Itch also has a lot of adult games. And that’s not a bad thing. Itch has a large community of graphic novel artists who choose to put their NSFW content there because The rules of Itch are more transparent and creator-friendly than other websites. It’s not like this stuff is blasted all over the home page, either. The cheekier stuff is behind filters so you don’t have to see it if you don’t want to.
Despite Apple asking about these “unspeakable” games, Allison stood up for Itch, saying, “It’s an incredible community for developers that we fully support.”
Itch.io seems to take it all pretty well too. “Folks, Apple’s lawyers just called. They said we have to turn off ALL the games.” they tweeted. “Games are now ILLEGAL.”
Latest from the itchio Press Room: We are renaming our filter “Sensitive Content” to “Unspeakable Games”.
– itch.io (@itchio) May 7, 2021
The Epic vs Apple trial is entering its second week, so god knows what we’ll hear next. Court documents have already leaked information about Walmart’s foray into cloud gamingas well as details about how Epic spend their money. Last week, Epic and Apple have tried to define what a game is. It’s gonna be a long time folks.

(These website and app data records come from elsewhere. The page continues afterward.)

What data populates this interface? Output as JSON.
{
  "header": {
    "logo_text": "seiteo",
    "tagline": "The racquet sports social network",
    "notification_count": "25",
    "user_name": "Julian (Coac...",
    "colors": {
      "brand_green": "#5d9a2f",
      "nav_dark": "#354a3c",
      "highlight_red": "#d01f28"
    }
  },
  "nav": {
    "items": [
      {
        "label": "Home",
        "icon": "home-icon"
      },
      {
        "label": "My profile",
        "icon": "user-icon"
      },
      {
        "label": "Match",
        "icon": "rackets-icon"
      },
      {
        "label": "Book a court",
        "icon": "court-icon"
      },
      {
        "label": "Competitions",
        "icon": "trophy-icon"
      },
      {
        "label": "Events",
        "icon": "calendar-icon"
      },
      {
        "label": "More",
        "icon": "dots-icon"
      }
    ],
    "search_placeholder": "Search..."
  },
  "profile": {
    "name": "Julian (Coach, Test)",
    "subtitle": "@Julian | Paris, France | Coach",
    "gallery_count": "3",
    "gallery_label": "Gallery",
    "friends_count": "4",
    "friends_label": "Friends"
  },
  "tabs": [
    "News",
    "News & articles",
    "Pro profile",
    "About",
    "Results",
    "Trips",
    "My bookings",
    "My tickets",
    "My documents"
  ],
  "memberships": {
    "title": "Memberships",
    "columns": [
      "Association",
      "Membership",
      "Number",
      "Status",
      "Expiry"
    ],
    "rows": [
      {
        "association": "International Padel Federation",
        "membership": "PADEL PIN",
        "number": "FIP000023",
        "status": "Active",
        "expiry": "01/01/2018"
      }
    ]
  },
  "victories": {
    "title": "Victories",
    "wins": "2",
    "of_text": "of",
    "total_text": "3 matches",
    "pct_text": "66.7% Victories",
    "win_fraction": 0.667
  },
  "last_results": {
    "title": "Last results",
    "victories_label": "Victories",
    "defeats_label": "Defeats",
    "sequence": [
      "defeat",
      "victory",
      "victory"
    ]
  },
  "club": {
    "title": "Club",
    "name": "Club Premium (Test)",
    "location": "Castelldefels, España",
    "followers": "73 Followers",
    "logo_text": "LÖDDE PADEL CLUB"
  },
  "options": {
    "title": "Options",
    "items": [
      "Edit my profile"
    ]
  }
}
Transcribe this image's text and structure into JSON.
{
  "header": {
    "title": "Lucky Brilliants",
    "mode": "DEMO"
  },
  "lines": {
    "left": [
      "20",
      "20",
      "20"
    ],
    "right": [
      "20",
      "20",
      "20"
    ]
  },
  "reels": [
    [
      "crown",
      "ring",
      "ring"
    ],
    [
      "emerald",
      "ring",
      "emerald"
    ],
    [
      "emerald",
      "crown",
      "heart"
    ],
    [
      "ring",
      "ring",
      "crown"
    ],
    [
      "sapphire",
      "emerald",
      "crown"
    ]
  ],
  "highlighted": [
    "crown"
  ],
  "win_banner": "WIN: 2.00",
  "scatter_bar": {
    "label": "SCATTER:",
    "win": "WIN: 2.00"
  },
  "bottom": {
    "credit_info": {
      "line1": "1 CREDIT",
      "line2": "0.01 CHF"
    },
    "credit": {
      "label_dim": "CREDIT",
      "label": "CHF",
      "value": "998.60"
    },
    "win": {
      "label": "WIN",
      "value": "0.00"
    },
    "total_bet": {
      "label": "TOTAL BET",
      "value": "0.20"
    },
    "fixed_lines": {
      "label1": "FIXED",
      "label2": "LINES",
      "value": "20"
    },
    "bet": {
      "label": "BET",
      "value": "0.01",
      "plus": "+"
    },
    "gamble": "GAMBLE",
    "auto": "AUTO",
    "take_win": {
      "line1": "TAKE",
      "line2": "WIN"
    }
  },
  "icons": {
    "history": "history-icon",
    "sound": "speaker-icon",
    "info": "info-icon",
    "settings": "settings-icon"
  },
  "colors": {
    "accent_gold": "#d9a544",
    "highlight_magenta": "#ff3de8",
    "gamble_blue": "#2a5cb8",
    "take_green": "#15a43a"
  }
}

If you are interested in getting the hang of it all, I recommend checking out The Verge Reporter Adi Robertson’s big twitter thread the live reporting.